It's a banana sour cream cake.


I'm hostessing bible study again tonight...and as you may remember my two previous dessert disasters?

Well, tonight I'm serving a (non)disaster dessert!

Won't they all be so surprised?!

...when they find out my fantastic mother made it for me?!

Thanks, Mom, for always being "practically perfect in every way" and for always being there for me whenever I need you! Aaaaand....the cake was a HIT! They gave mad kudos to the baker extraordinaire!

See...even Flat Jake was pleased!

~Emily

Monday, February 28, 2011

Jelly Bean Update: 152 to go!

I know. It looks like there are all but 30 left....but...there are actually 152. And, as of today, there are *hopefully* LESS than 152 days left of this deployment.
152 days until I can kiss my love again.
152 days until he can hold his little boy again.
152 days until we can sing and dance and laugh together.
152 days until we can be "normal" again.
~Emily

Saturday, February 26, 2011

Bedtime with Flat Daddy

Asher is usually a pretty good boy about bed time.

Sometimes, though, we need a little "reinforcement."

Daddy almost always was daddy on duty for bathtime at our house, and we often took turns at reading stories and putting the little man to bed. Sometimes I miss having Jake here to take on those responsibilities. Some nights I wish he were here so that our precious boy had his daddy to tuck him in. And sometimes I wish we could all snuggle into the race car bed and giggle and read stories together. Soon...very soon.

So, tonight, Flat Daddy made an appearance for the bedtime routine.

First there was some general silliness in the kitchen.

"You can't see us...we're camouflage!"



Then there were some kisses for the BEST.DADDY.EVER!


Next was a little jumping on the bed like two little monkeys.

And then time for Daddy to read a story...and he did.

This book is one of the Hallmark books I mentioned called Guess How Much I Miss You. Jake was able to record his voice reading the entire book to Asher, so almost every night, he "reads" this story to Asher before he goes to bed.

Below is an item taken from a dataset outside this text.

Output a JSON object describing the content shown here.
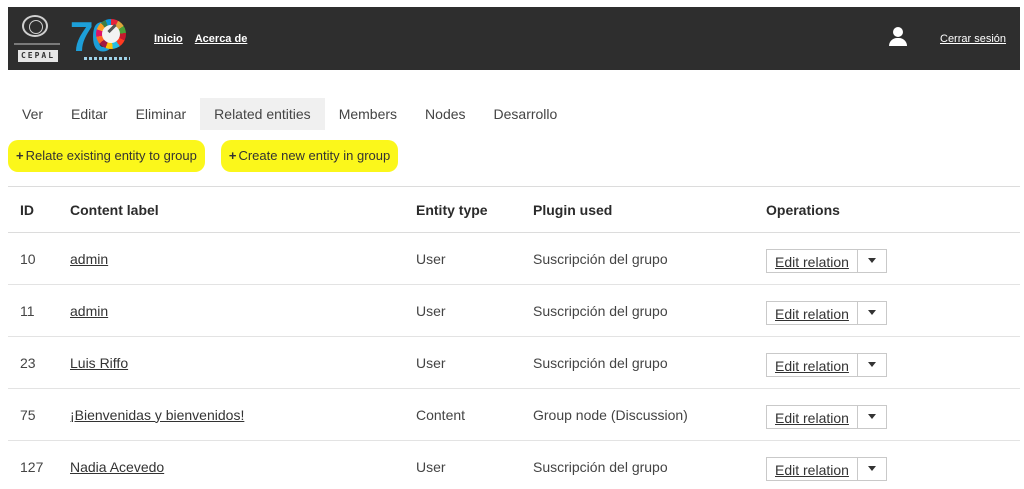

And finally it was time to settle in.


Night, Night, Flat Daddy, we LOVE you!

~Emily

Tuesday, February 15, 2011

Ding Ding Ding: Round 2

Hear that sound?

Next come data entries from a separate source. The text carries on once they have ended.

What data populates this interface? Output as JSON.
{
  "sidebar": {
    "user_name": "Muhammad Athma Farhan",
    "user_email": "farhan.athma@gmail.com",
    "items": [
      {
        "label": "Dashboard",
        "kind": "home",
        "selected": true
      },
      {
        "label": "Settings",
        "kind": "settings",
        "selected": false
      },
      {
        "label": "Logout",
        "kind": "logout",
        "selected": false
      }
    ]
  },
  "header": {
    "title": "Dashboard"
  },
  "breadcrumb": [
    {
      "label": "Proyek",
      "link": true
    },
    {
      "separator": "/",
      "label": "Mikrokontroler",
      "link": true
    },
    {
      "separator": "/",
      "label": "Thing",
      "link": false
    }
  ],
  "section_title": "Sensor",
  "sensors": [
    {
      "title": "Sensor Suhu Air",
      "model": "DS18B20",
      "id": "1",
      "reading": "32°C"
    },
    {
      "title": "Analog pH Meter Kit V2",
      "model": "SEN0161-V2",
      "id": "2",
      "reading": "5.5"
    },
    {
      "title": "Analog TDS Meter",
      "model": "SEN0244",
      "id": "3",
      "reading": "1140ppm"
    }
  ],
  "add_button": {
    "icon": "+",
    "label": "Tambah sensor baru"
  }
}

It's the bell...*DING DING DING: ROUND 2. Bedtime. Mommy vs. Asher.

Asher has won the first round.
Actually, Mommy gave up.

After the screaming as if I was murdering him, and the "make my body as straight as a board so as not to be able to be carried through doorways" subsided, I ungraciously surrendered the first round to Asher J.
Asher=1. Mommy=0.

As my mom said after we said goodbye at the airport to our hero, "His world has been turned upside down again."

And I know that. And I hate that.

Our first attempt at bedtime ended in him climbing into his toybox and shutting the lid and me sitting on his race car bed and turning the pages in his "daddy book" just to hear Jake's voice.

I'm pretty sure we were both crying at that point.

He wanted more to drink. He wanted to watch a movie. Why fight it? Pick your battles... I wanted a drink and to watch a movie, too.

Asher hasn't asked yet where his Daddy is. We did feel it necessary to take him to the airport to see Daddy leave, so I assume he knows that Daddy has gone away again. As heartwrenching as it was, it needed to happen that way for him to understand. And although he can't tell me he's sad, angry, upset, mad...I know he is.

I'm choosing to look on the bright side. We just made an amazing two weeks of memories together to carry us through. Just 5 more months and then we are DONE with this journey....forever.

I'll be waiting, Love.

~Emily